TPRS also known as TO Prosperity and contains 17 recommendations and actions to be carried over a four-year period and focuses on systemic change – in influencing the economic power of the City to stimulate job growth, create a social support system in engaging City of Toronto (including Toronto and adjoining cities) staff and residents on poverty reduction efforts and dedicate funding to poverty reduction actions -- housing stability, access to services and food, transit equity the quality of jobs and incomes.
The six additional TPL branches, which would remain open all year-round from July 2 of this year are: Albert Campbell (Birchmount Road and Danforth Road); Barbara Frum (Lawrence Ave. West and Bathurst Street); Fairview (Don Mills Road and Sheppard Ave. East); Brentwood (Royal York Road and Bloor Street West); S. Walter Stewart (Coxwell Ave and Mortimer Ave.) and York Woods (Jane Street and Finch Ave. West).
The opening of these additional branches is much needed demand of the society.
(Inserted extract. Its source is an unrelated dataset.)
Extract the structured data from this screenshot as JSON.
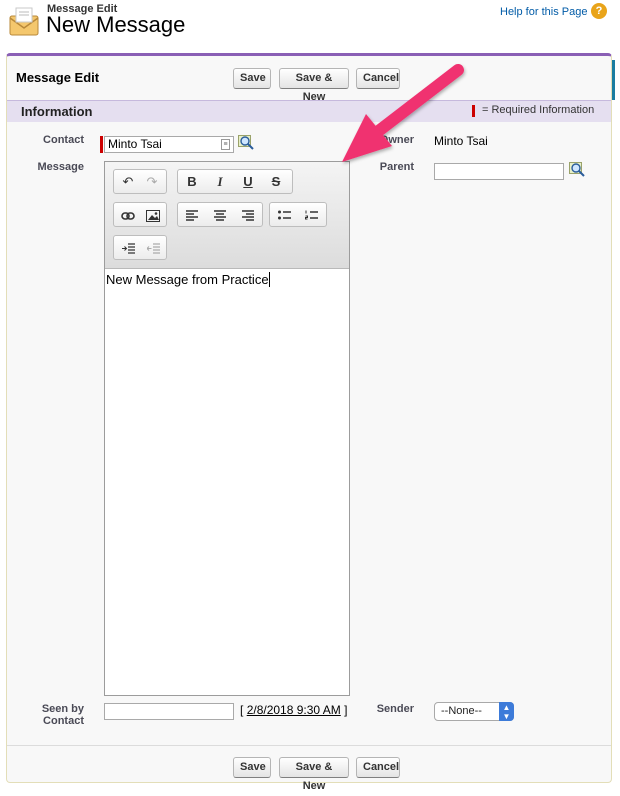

These libraries with latest technology, wifi, computers – unaffordable to certain parts of communities -- would provide opportunities for students to catch up with their school work during summer months, do research, provide parents an opportunity to take small children for their participation to various types of activities launched by the libraries.
“Public libraries play a critical role in our communities by providing people with free access to information, technology and a variety of programs that support lifelong learning and skills development,” said Eleanor McMahon, Minister of Tourism, Culture and Sport.
These extra hours of the libraries would also facilitate the researchers, said Toronto Mayor John Tory, to have extra time for research, and allow small business entrepreneurs to spend quality time on their projects.
"We have been steadily increasing Sunday open hours over the past few years, and community reaction and use has been terrific," said Vickery Bowles, City Librarian. "Many people like to come in on Sundays to catch up on work or reading, attend a program with their child, or to take advantage of the welcoming public space. We're looking forward to welcoming more people on Sundays this summer."
Tory added, "We are choosing to invest in people by bringing library access into neighbourhoods which need it most. This program, along with several other measures in the Poverty Reduction Strategy, will make a difference in people's lives, provide opportunity, and make our city a fairer and more inclusive place to live."
“Ontario’s public libraries are essential digital hubs for communities across Ontario. They serve as the greatest equalizer for access to information across our communities... so that people have the opportunity to be connected, learn, and to access the resources they need to succeed in our digital world,” said Shelagh Paterson, Executive Director, Ontario Library Association
Thirty-three TPL branches are open on Sundays during the school year, according to official sources, and 14 are open year-round.
(Reporting by Asha Bajaj)